Cartonography - Collecting & mapping fruit cartons

-back

5th February 2014

Over the last twelve months or so I have been collecting fruit boxes. I have in the order of 300 boxes in my collection, which are bunched together with tape and piled up in my studio. They are numerous and not particularly small in their numerousness. They are becoming a little annoying actually. But they shan’t be thrown way. At least not until I find what I am looking for – or rather until I have exhausted all possible avenues of enquiry on the fruit box…

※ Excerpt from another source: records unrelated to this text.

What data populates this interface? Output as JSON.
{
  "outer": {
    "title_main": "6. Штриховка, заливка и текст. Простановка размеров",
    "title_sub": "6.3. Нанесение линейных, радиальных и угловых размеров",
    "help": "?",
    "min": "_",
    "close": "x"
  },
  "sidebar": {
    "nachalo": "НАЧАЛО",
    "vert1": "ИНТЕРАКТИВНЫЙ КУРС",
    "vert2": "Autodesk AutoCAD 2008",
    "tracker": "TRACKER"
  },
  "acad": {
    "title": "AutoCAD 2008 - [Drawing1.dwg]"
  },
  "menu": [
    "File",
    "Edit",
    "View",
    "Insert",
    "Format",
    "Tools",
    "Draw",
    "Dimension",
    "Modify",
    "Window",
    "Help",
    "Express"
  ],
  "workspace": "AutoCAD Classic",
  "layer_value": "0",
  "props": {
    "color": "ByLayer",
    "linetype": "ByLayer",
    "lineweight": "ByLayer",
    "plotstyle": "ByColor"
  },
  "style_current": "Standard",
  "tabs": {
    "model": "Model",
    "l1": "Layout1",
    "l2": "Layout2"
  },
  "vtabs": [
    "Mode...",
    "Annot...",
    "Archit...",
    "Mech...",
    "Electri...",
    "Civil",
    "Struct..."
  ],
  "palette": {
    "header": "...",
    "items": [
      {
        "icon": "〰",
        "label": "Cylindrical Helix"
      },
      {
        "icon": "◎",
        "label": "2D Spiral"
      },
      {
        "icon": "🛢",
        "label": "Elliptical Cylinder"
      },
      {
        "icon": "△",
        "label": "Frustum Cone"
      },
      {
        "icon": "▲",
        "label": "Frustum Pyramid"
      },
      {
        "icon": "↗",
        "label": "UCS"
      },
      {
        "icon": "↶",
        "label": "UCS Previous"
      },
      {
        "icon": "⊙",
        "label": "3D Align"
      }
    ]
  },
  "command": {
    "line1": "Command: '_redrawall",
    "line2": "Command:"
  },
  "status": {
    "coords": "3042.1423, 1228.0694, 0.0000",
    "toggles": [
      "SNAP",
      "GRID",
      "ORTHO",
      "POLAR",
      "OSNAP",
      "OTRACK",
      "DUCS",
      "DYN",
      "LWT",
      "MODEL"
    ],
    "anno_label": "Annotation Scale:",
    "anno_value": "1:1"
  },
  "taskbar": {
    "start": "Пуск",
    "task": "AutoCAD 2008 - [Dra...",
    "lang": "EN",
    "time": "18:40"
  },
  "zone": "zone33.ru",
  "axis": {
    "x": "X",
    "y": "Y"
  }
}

Because actually, I don’t really know what I am looking for. There were things that I set out to prove but after analysing the source material it gradually became apparent that these would not become truths, and I have since come to believe (or have come to tell myself) that it is just as interesting to find things that one wasn’t expecting as it is to make theory from hypothesis. My questions about fruit boxes have become smaller and simpler over time. Now I simply ask: what can fruit boxes tell us?

Cartonography – a pun for the mapping of fruit boxes – will help me find answers. I am going to find patterns and decide what these could mean.

Earlier entries in this blog have essentially originated from this sort of observational process. Recently, while there was ideal circumstances to do so, I documented my collection. The documentation is each box pinned to the wall in its flattened form in order that all the box’s markings can be seen including their origins.* The boxes were grouped into type: bananas, citrus, apples etc., and documented in this order. The categorisation and aggregation of the material is starting to reveal certain things, which will not be elaborated upon in this entry, but through further posts on The Cartonographer. Irresistible topics await, such as The Pagan Farmer: Fruit Boxes and Sun Worship, or; Sexy Fruit: Fruit Boxes and the Female Form, or; Wonderland: The Many Colourful Characters in the World of Fruit boxes**

Please stay tuned to The Cartonographer to enjoy the fruits of my labour. For now however, please visit Cartonograph, my google map dedicated to the mapping of fruit boxes. It is growing on a daily basis:

*It should be mentioned that what I am most interested in at the moment is boxes that are non-generic i.e. they come from a particular farm. Generic boxes are those that are produced by manufacturers for farmers that don’t wish to have their own branded box, and while they form a significant part of the collection, and will probably play an important role in various permutations of arranging the collection, I am not able to map them and they are therefore not included in the cartonograph.

**NB Working titles